Hoylman has done his share to increase the infrastructure; helping to secure two new public schools, fighting against NYU's campus expansion plan, preserving historic buildings and neighborhoods, helping several non-profit theaters from losing their leases, securing a new public park with an AIDS memorial and brokering a deal to renovate Washington Square Park.
"It hasn't been easy, and I've had a lot of help every step of the way from fellow board members, local elected officials, advocacy organizations and community members," said Hoylman, who is a Democratic district leader for the Village. "That's what effective representation is about: forging coalitions to address local problems."
A nonprofit lawyer by trade; Hoylman has worked on fair funding for the city's public schools, traffic congestion mitigation and small business recovery after Sept. 11. He also advocates for children, the needy, the sick and the elderly, noting that he is the parent of a toddler.
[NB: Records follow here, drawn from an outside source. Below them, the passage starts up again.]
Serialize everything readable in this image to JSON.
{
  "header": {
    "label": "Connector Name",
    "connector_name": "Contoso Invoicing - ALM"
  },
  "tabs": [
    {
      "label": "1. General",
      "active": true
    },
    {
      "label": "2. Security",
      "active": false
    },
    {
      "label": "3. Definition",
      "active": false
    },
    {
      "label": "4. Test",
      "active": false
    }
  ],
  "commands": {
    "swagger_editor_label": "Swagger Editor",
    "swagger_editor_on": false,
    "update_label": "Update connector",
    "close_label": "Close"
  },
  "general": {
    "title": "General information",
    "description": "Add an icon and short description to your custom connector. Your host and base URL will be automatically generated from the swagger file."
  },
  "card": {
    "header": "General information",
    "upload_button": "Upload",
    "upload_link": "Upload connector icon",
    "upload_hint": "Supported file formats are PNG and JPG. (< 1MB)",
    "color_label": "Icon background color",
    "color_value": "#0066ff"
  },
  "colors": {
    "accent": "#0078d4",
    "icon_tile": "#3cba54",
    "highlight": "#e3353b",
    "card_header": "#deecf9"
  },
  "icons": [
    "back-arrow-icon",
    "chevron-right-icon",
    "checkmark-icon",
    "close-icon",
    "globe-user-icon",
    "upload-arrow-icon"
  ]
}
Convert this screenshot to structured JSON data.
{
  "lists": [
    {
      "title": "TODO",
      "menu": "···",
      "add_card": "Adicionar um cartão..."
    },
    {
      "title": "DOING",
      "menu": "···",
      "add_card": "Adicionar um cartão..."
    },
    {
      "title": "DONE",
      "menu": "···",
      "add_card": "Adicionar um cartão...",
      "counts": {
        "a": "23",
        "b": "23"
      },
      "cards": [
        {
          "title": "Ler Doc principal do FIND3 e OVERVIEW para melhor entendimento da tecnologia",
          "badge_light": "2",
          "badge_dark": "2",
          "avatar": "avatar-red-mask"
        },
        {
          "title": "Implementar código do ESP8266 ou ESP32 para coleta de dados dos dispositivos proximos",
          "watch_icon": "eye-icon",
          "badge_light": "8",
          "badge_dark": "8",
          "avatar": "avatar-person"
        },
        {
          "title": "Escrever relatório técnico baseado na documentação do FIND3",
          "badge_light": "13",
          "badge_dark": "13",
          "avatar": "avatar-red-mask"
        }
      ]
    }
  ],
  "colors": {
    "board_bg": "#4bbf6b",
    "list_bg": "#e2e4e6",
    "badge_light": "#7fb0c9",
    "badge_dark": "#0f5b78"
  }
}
"My partner David and I have a 16-month-old daughter, Silvia, and as a friend pointed out the other day, if I were elected in 2013, I'd be the first openly gay parent on the City Council," said Hoylman, who has served as president of the Gay and Lesbian Independent Democrats, an Empire State Pride Agenda board member and a member of the LGBT synagogue Congregation Beit Simchat Torah.
Hoylman said that her daughter is at the forefront of his mind on all of the issues he tackles. These range from LGBT youth to schools, housing and open space.
"Without question, we need to do a better job of reducing class size in our public schools... and to treat our teachers as the professionals they are and stop demonizing them," said Hoylman.
He said providing services to seniors and the disabled, building a strong economy through a well-educated and healthy workforce, supporting small businesses, getting a full-service hospital on the West Side of Manhattan, and putting "the brakes on the boom and bust development that threatens the character of our neighborhoods," especially in Hudson Yards, remain top priorities. Hoylman is also a proponent of "participatory budgeting" that allows local residents to have a say in which capital projects will receive discretionary funding.
Regardless of who decides to run for Quinn's seat, having four openly gay candidates ensures that the needs of the LGBT community will certainly not be overlooked.
"I think anybody who is going to speak to the concerns and aspirations of these people have to understand the struggles LGBT New Yorkers face in keeping our neighborhoods safe, friendly, and open for people of all sexual orientations," said Berman. "People come from all over the world to feel safe and a part of our community, and anybody who has the pretense of representing these neighborhoods should understand the needs of the LGBT community."